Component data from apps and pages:
::::::::::

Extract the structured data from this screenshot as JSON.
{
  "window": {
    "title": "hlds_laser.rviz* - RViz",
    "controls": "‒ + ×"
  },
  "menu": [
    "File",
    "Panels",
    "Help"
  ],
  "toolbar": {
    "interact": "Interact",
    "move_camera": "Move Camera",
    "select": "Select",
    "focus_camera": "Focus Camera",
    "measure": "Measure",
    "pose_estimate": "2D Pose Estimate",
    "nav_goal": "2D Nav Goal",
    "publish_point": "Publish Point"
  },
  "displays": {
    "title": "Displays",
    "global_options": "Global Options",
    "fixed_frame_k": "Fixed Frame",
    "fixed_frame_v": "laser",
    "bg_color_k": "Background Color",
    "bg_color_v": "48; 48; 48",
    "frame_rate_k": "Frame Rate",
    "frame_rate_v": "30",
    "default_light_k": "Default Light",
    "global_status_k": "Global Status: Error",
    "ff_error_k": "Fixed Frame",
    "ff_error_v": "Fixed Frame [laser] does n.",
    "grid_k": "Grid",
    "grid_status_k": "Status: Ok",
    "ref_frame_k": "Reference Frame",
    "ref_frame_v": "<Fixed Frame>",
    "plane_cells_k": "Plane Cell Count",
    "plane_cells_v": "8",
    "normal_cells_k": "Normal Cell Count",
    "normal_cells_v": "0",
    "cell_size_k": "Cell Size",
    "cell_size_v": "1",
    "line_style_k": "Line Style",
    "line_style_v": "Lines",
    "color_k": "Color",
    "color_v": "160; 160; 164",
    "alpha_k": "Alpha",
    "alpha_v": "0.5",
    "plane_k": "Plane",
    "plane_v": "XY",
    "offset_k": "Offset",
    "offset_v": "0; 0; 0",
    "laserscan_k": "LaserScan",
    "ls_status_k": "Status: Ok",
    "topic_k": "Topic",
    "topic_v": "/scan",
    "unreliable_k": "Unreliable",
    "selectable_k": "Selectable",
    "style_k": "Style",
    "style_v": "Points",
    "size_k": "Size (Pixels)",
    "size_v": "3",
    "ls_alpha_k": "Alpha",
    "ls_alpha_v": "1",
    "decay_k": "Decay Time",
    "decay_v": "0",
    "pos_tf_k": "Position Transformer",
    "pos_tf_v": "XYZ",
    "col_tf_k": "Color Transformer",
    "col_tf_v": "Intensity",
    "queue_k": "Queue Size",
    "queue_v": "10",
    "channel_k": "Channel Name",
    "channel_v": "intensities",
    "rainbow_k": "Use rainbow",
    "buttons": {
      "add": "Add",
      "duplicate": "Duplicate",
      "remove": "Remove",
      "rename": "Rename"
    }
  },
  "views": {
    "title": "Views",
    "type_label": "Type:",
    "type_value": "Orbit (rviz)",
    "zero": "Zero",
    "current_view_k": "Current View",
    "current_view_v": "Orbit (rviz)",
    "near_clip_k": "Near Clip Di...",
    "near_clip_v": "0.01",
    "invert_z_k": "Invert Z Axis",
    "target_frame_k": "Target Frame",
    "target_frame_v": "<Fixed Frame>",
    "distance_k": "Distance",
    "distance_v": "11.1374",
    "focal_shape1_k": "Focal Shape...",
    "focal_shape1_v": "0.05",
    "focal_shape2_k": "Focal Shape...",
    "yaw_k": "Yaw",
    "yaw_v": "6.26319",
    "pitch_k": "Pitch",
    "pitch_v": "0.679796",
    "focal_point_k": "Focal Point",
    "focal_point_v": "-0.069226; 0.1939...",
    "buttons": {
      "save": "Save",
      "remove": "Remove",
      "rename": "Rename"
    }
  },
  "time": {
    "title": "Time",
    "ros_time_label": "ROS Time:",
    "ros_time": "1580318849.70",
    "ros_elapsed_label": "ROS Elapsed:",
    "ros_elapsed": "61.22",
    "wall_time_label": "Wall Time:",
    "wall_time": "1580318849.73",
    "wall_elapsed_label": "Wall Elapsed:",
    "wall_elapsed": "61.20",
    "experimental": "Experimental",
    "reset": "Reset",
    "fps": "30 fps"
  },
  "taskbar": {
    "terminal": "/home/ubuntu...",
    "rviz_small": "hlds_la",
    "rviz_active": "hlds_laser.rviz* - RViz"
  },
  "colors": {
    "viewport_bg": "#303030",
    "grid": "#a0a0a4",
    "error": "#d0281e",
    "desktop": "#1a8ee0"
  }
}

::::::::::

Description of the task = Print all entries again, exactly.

Output for this task =
Extract the structured data from this screenshot as JSON.
{
  "window": {
    "title": "hlds_laser.rviz* - RViz",
    "controls": "‒ + ×"
  },
  "menu": [
    "File",
    "Panels",
    "Help"
  ],
  "toolbar": {
    "interact": "Interact",
    "move_camera": "Move Camera",
    "select": "Select",
    "focus_camera": "Focus Camera",
    "measure": "Measure",
    "pose_estimate": "2D Pose Estimate",
    "nav_goal": "2D Nav Goal",
    "publish_point": "Publish Point"
  },
  "displays": {
    "title": "Displays",
    "global_options": "Global Options",
    "fixed_frame_k": "Fixed Frame",
    "fixed_frame_v": "laser",
    "bg_color_k": "Background Color",
    "bg_color_v": "48; 48; 48",
    "frame_rate_k": "Frame Rate",
    "frame_rate_v": "30",
    "default_light_k": "Default Light",
    "global_status_k": "Global Status: Error",
    "ff_error_k": "Fixed Frame",
    "ff_error_v": "Fixed Frame [laser] does n.",
    "grid_k": "Grid",
    "grid_status_k": "Status: Ok",
    "ref_frame_k": "Reference Frame",
    "ref_frame_v": "<Fixed Frame>",
    "plane_cells_k": "Plane Cell Count",
    "plane_cells_v": "8",
    "normal_cells_k": "Normal Cell Count",
    "normal_cells_v": "0",
    "cell_size_k": "Cell Size",
    "cell_size_v": "1",
    "line_style_k": "Line Style",
    "line_style_v": "Lines",
    "color_k": "Color",
    "color_v": "160; 160; 164",
    "alpha_k": "Alpha",
    "alpha_v": "0.5",
    "plane_k": "Plane",
    "plane_v": "XY",
    "offset_k": "Offset",
    "offset_v": "0; 0; 0",
    "laserscan_k": "LaserScan",
    "ls_status_k": "Status: Ok",
    "topic_k": "Topic",
    "topic_v": "/scan",
    "unreliable_k": "Unreliable",
    "selectable_k": "Selectable",
    "style_k": "Style",
    "style_v": "Points",
    "size_k": "Size (Pixels)",
    "size_v": "3",
    "ls_alpha_k": "Alpha",
    "ls_alpha_v": "1",
    "decay_k": "Decay Time",
    "decay_v": "0",
    "pos_tf_k": "Position Transformer",
    "pos_tf_v": "XYZ",
    "col_tf_k": "Color Transformer",
    "col_tf_v": "Intensity",
    "queue_k": "Queue Size",
    "queue_v": "10",
    "channel_k": "Channel Name",
    "channel_v": "intensities",
    "rainbow_k": "Use rainbow",
    "buttons": {
      "add": "Add",
      "duplicate": "Duplicate",
      "remove": "Remove",
      "rename": "Rename"
    }
  },
  "views": {
    "title": "Views",
    "type_label": "Type:",
    "type_value": "Orbit (rviz)",
    "zero": "Zero",
    "current_view_k": "Current View",
    "current_view_v": "Orbit (rviz)",
    "near_clip_k": "Near Clip Di...",
    "near_clip_v": "0.01",
    "invert_z_k": "Invert Z Axis",
    "target_frame_k": "Target Frame",
    "target_frame_v": "<Fixed Frame>",
    "distance_k": "Distance",
    "distance_v": "11.1374",
    "focal_shape1_k": "Focal Shape...",
    "focal_shape1_v": "0.05",
    "focal_shape2_k": "Focal Shape...",
    "yaw_k": "Yaw",
    "yaw_v": "6.26319",
    "pitch_k": "Pitch",
    "pitch_v": "0.679796",
    "focal_point_k": "Focal Point",
    "focal_point_v": "-0.069226; 0.1939...",
    "buttons": {
      "save": "Save",
      "remove": "Remove",
      "rename": "Rename"
    }
  },
  "time": {
    "title": "Time",
    "ros_time_label": "ROS Time:",
    "ros_time": "1580318849.70",
    "ros_elapsed_label": "ROS Elapsed:",
    "ros_elapsed": "61.22",
    "wall_time_label": "Wall Time:",
    "wall_time": "1580318849.73",
    "wall_elapsed_label": "Wall Elapsed:",
    "wall_elapsed": "61.20",
    "experimental": "Experimental",
    "reset": "Reset",
    "fps": "30 fps"
  },
  "taskbar": {
    "terminal": "/home/ubuntu...",
    "rviz_small": "hlds_la",
    "rviz_active": "hlds_laser.rviz* - RViz"
  },
  "colors": {
    "viewport_bg": "#303030",
    "grid": "#a0a0a4",
    "error": "#d0281e",
    "desktop": "#1a8ee0"
  }
}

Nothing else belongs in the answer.